Wednesday, March 11, 2009
After growing up in the Italian slums of Red Hook, Brooklyn, Al Capone briefly worked as an accountant in Baltimore. But in 1921 when his old friend from New York, Johnny "The Fox" Torrio, called and offered him work in his Chicago crime syndicate, Capone jumped at the opportunity.
The advent of Prohibition created opportunities for enterprising and intelligent men to make a fortune in the underworld, and Capone was just that type of man. Upon his arrival in Chicago in 1921, the future gang leader was first tested by Torrio with street-level enforcement work at the Four Deuces and organization of a prostitution enterprise in Rogers' Park. But with his business acumen and willingness to employ violence, Capone quickly climbed the corporate ladder, and he became Torrio's closest business partner within a year.

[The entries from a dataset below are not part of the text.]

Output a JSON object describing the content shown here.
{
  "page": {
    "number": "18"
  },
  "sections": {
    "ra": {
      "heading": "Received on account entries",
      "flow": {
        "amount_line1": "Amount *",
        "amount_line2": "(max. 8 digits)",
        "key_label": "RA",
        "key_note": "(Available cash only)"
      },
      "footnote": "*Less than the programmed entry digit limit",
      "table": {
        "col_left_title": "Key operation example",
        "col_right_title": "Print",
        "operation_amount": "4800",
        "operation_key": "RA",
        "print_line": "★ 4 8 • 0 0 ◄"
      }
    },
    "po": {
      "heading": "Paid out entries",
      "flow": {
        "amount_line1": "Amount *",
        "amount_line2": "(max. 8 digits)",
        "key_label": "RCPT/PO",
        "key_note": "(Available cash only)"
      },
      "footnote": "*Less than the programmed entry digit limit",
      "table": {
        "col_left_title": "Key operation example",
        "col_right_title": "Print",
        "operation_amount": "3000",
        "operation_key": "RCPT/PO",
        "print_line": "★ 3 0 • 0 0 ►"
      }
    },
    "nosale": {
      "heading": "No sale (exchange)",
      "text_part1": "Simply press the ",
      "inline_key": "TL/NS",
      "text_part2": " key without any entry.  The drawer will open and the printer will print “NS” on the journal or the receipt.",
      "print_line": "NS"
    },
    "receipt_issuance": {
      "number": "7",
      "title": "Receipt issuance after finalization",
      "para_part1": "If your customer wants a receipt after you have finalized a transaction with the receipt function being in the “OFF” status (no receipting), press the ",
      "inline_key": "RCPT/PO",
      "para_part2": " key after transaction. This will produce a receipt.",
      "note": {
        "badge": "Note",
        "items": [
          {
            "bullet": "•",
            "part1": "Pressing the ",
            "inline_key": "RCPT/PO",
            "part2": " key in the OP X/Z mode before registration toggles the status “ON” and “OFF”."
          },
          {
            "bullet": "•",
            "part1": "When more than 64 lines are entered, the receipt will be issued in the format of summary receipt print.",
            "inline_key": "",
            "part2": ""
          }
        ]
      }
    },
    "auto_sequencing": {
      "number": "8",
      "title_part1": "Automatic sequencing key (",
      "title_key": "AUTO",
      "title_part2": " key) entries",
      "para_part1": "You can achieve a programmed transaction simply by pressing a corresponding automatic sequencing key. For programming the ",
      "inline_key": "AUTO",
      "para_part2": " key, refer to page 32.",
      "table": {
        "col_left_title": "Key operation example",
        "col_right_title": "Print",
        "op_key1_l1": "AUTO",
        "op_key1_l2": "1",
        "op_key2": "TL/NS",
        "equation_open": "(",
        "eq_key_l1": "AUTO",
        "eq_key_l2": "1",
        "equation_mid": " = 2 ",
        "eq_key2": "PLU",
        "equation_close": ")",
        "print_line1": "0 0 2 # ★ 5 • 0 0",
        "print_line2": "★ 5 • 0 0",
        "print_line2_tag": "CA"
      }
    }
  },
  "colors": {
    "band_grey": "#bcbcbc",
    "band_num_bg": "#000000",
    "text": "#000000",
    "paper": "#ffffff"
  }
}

It was at this point that Al Capone first came to the attention of the Chicago police department, when, intoxicated, he slammed one of Torrio's cars into a parked taxi cab at the corner of Randolph and Wabash, pictured above. The story in the Tribune, reprinted below in full, tells what happened next:
Capone was right. Torrio's "pull" within the police department, as evidenced by his phony sheriff's badge, kept Capone out of prison. Needless to say, if Capone had been sentenced for his DWI in 1922, the entire course of the 1920s in Chicago would have been different.